Abstract: Environment, either brick & mortar or simulated, can have a substantial influence on erudition. (Oblinger & Lippincott, 2006). Using various widely accessible technologies, educators can renovate their learning environments from stationary spaces to dynamic places that captivate, motivate, and dare students. Today’s students are used to instantaneous and unencumbered access to information (Prensky, 2001). In response to the changing nature of today’s learners, institutions of higher learning have to begin the process of redesigning both their physical learning spaces as well as their virtual ones (Brown & Lippincott, 2003). While physical classrooms are still the preferred vehicle for most students seeking a college education, universities and colleges would be remiss if they did not acknowledge the new push for more access to learning via online course content (Kim & Bonk, 2006).
- Design a multi-functioning learning space.
- Evaluate technologies for incorporation into their learning space
- Utilize various technologies to create a learning space
- Construct a podcast
- Host a Facebook Live lesson
- Create and host a Zoom conference call
Presenters: Shonda Garner Brooks was a district technology trainer and classroom teacher from 2000-2013; as a technology trainer she created 16 unique courses to assist district personnel with technology integration. She is an Intel Master Teacher and an Edmodo certified trainer. Brooks joined the University of Louisiana at Lafayette as a full-time instructor/PASSPORT Coordinator in the Department of Curriculum and Instruction in the College of Education in 2014. Shonda received her Baccalaureate degree in Elementary Education from the University of Southwestern Louisiana, presently known as UL Lafayette. She received her Master’s Degree in Curriculum and Instruction with a concentration in technology from University of Louisiana at Lafayette and her doctorate in Educational Foundations and Leadership from University of Louisiana at Lafayette in 2018. For the last 19 years, she has presented technology integration at hundreds of national, state, and local conferences. She was recently named Louisiana Association of Computer Using Educators’ Region 4 Post Secondary Teacher of the year.

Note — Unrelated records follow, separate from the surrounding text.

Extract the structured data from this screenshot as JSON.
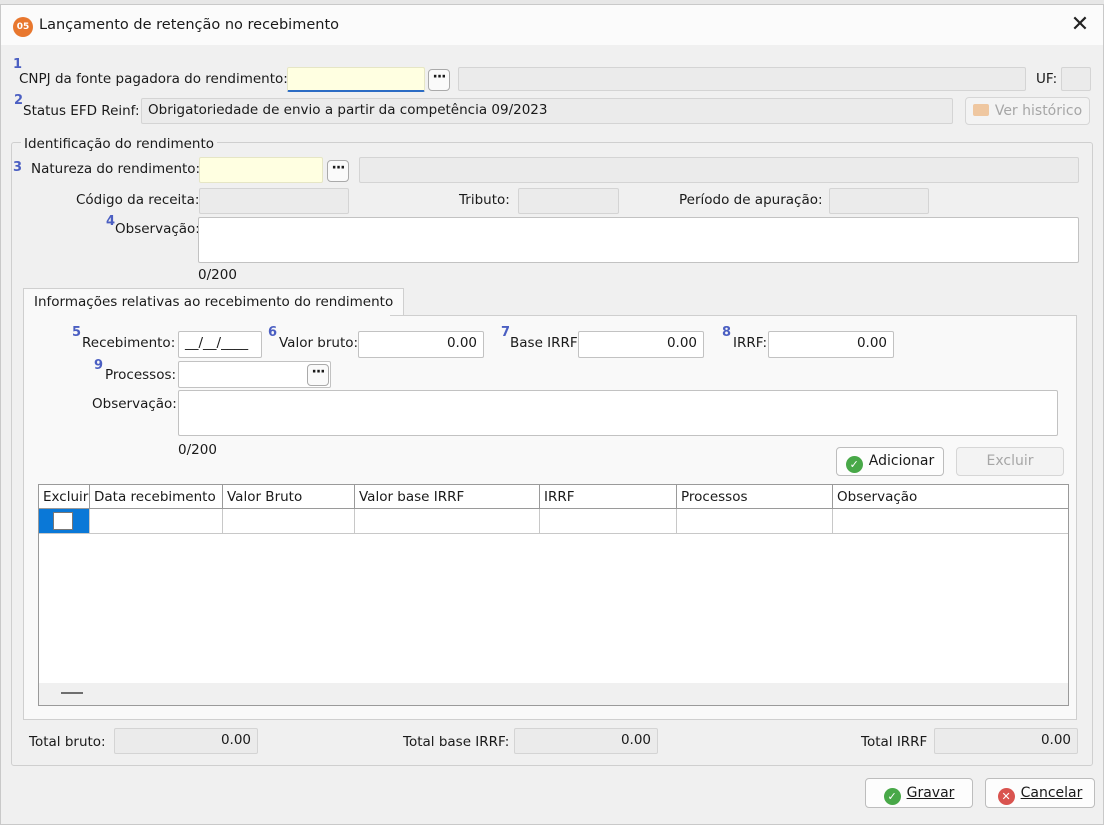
{
  "window": {
    "title": "Lançamento de retenção no recebimento",
    "app_icon_text": "05"
  },
  "markers": {
    "m1": "1",
    "m2": "2",
    "m3": "3",
    "m4": "4",
    "m5": "5",
    "m6": "6",
    "m7": "7",
    "m8": "8",
    "m9": "9"
  },
  "header": {
    "cnpj_label": "CNPJ da fonte pagadora do rendimento:",
    "cnpj_value": "",
    "cnpj_name_value": "",
    "uf_label": "UF:",
    "uf_value": "",
    "status_label": "Status EFD Reinf:",
    "status_value": "Obrigatoriedade de envio a partir da competência 09/2023",
    "ver_historico_label": "Ver histórico"
  },
  "identificacao": {
    "group_title": "Identificação do rendimento",
    "natureza_label": "Natureza do rendimento:",
    "natureza_value": "",
    "natureza_desc": "",
    "codigo_receita_label": "Código da receita:",
    "codigo_receita_value": "",
    "tributo_label": "Tributo:",
    "tributo_value": "",
    "periodo_label": "Período de apuração:",
    "periodo_value": "",
    "observacao_label": "Observação:",
    "observacao_value": "",
    "observacao_counter": "0/200"
  },
  "recebimento": {
    "tab_label": "Informações relativas ao recebimento do rendimento",
    "recebimento_label": "Recebimento:",
    "recebimento_value": "__/__/____",
    "valor_bruto_label": "Valor bruto:",
    "valor_bruto_value": "0.00",
    "base_irrf_label": "Base IRRF:",
    "base_irrf_value": "0.00",
    "irrf_label": "IRRF:",
    "irrf_value": "0.00",
    "processos_label": "Processos:",
    "processos_value": "",
    "observacao_label": "Observação:",
    "observacao_value": "",
    "observacao_counter": "0/200",
    "adicionar_label": "Adicionar",
    "excluir_label": "Excluir"
  },
  "grid": {
    "columns": [
      "Excluir",
      "Data recebimento",
      "Valor Bruto",
      "Valor base IRRF",
      "IRRF",
      "Processos",
      "Observação"
    ]
  },
  "totals": {
    "bruto_label": "Total bruto:",
    "bruto_value": "0.00",
    "base_label": "Total base IRRF:",
    "base_value": "0.00",
    "irrf_label": "Total IRRF",
    "irrf_value": "0.00"
  },
  "footer": {
    "gravar_label": "Gravar",
    "cancelar_label": "Cancelar"
  }
}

Dr. Tarrah C. Davis joined the University of Louisiana at Lafayette in 2011. She holds a Bachelor of Arts in Elementary Education, a Master of Education degree in gifted education, and a Doctor of Education degree in Educational Leadership. She is formerly a K-12 teacher and has always had a passion for technology and differentiating instruction. Tarrah is currently serving as the Assessment Coordinator for the College of Education and is an Assistant Professor in the department of Educational Foundations and Leadership.